Added Malecki: “Hazel Miller Plaza is really a jewel box of a garden. The planters, patio and fountain create the perfect ambiance, and the configuration of the surrounding buildings combined with the southwest exposure concentrates sunlight and warmth to create a micro-climate able to support plants that don’t normally thrive here, so we’re adding a few of these to see how they do.”
Many plants will be labeled for identification. As a wholesaler Petula does not sell to individuals, but rather to retail nurseries throughout the region, many right in our neighborhood. According to Malecki, most of the plants being put in at Hazel Miller can be found at Swanson’s and Sky. “And if they don’t have it, tell them to order it for you from Petula,” she added.
— Story and photos by Larry Vogel
Crowds mob Floretum annual plant sale in support of club’s scholarship fund
May 6, 2017
The new location did nothing to deter crowds from the massively popular Edmonds Floretum Garden Club annual plant sale, held Saturday morning in the Edmonds United Methodist Church parking lot.
As in past years, the crowds began gathering early for the chance to get first pick of more than 1,000 plants, all priced to sell. At the 9 a.m. opening bell, more than 100 eager gardeners rushed in, jostling to be first get their garden-gloved hands on the choicest specimens.
All plants in the sale are donated, and most come from Floretum Club members’ gardens.
“Our members are all avid gardeners,” said club president Sally Wassall, “and each year as their gardens grow they divide up plants that have spread, put them in pots, and store them for this sale. This year we have more than 1,000 plants on sale. I brought more than 100 from my garden alone!”
But the sale has a bigger purpose than just sharing plants.
“It’s our primary source of money for the club’s annual scholarship fund,” explained Wassall. “Last year’s sale brought in more than $2,600, and we were able to offer two scholarships to horticultural students, both of whom could not have paid for college without them. This year’s turnout is amazing, and I’m hoping we can top $3,000. That would mean at least two scholarships, maybe three.”
Previously held in the PCC parking lot at Westgate, this year’s move to the Edmonds United Methodist church at 9th and Caspers did nothing to deter the crowds, and drew all positive comments from club members and plant shoppers.

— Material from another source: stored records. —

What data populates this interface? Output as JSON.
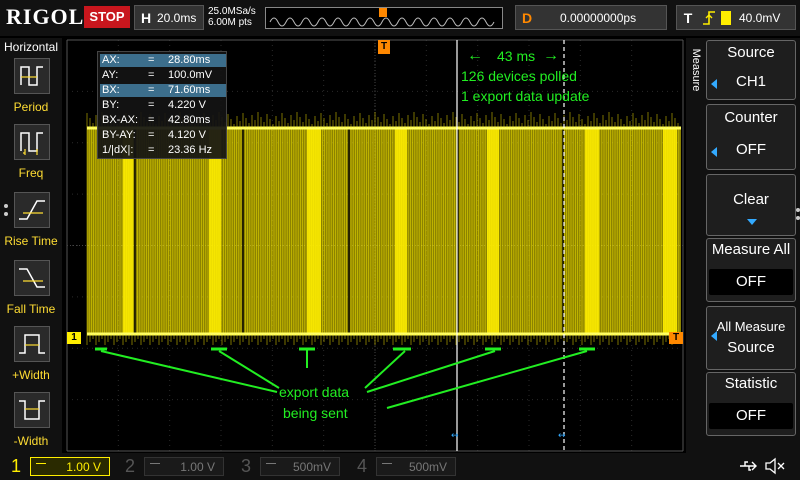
{
  "brand": "RIGOL",
  "run_state": "STOP",
  "horizontal": {
    "key": "H",
    "timebase": "20.0ms",
    "sample_rate": "25.0MSa/s",
    "memory_depth": "6.00M pts"
  },
  "delay": {
    "key": "D",
    "value": "0.00000000ps"
  },
  "trigger": {
    "key": "T",
    "level": "40.0mV"
  },
  "left_menu": {
    "title": "Horizontal",
    "items": [
      {
        "label": "Period",
        "icon": "period-icon"
      },
      {
        "label": "Freq",
        "icon": "freq-icon"
      },
      {
        "label": "Rise Time",
        "icon": "rise-time-icon"
      },
      {
        "label": "Fall Time",
        "icon": "fall-time-icon"
      },
      {
        "label": "+Width",
        "icon": "positive-width-icon"
      },
      {
        "label": "-Width",
        "icon": "negative-width-icon"
      }
    ]
  },
  "right_menu": {
    "title": "Measure",
    "source": {
      "label": "Source",
      "value": "CH1"
    },
    "counter": {
      "label": "Counter",
      "value": "OFF"
    },
    "clear": {
      "label": "Clear"
    },
    "measure_all": {
      "label": "Measure All",
      "value": "OFF"
    },
    "all_measure_source": {
      "label1": "All Measure",
      "label2": "Source"
    },
    "statistic": {
      "label": "Statistic",
      "value": "OFF"
    }
  },
  "cursors": {
    "ax": {
      "label": "AX:",
      "eq": "=",
      "value": "28.80ms"
    },
    "ay": {
      "label": "AY:",
      "eq": "=",
      "value": "100.0mV"
    },
    "bx": {
      "label": "BX:",
      "eq": "=",
      "value": "71.60ms"
    },
    "by": {
      "label": "BY:",
      "eq": "=",
      "value": "4.220 V"
    },
    "bx_ax": {
      "label": "BX-AX:",
      "eq": "=",
      "value": "42.80ms"
    },
    "by_ay": {
      "label": "BY-AY:",
      "eq": "=",
      "value": "4.120 V"
    },
    "inv_dx": {
      "label": "1/|dX|:",
      "eq": "=",
      "value": "23.36 Hz"
    }
  },
  "annotations": {
    "interval": "43 ms",
    "line1": "126 devices polled",
    "line2": "1 export data update",
    "export_line1": "export data",
    "export_line2": "being sent"
  },
  "markers": {
    "ch1": "1",
    "trigger_level": "T",
    "trigger_pos": "T"
  },
  "channels": [
    {
      "num": "1",
      "scale": "1.00 V",
      "color": "#ffee00",
      "active": true
    },
    {
      "num": "2",
      "scale": "1.00 V",
      "color": "#00e5ff",
      "active": false
    },
    {
      "num": "3",
      "scale": "500mV",
      "color": "#ff44ff",
      "active": false
    },
    {
      "num": "4",
      "scale": "500mV",
      "color": "#3377ff",
      "active": false
    }
  ],
  "colors": {
    "ch1": "#ffee00",
    "annotation": "#22ee22",
    "cursor": "#ffffff",
    "marker": "#ff8800",
    "stop": "#c8161d"
  }
}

“I love the new location,” said Floretum Club member Graham Humphrey. “There’s plenty of parking, and it’s safer because the lot isn’t busy with shoppers pulling in and out. Plus we’re right on the main street and visible to anyone driving by. And even the weather cooperated!”
— Story and photos by Larry Vogel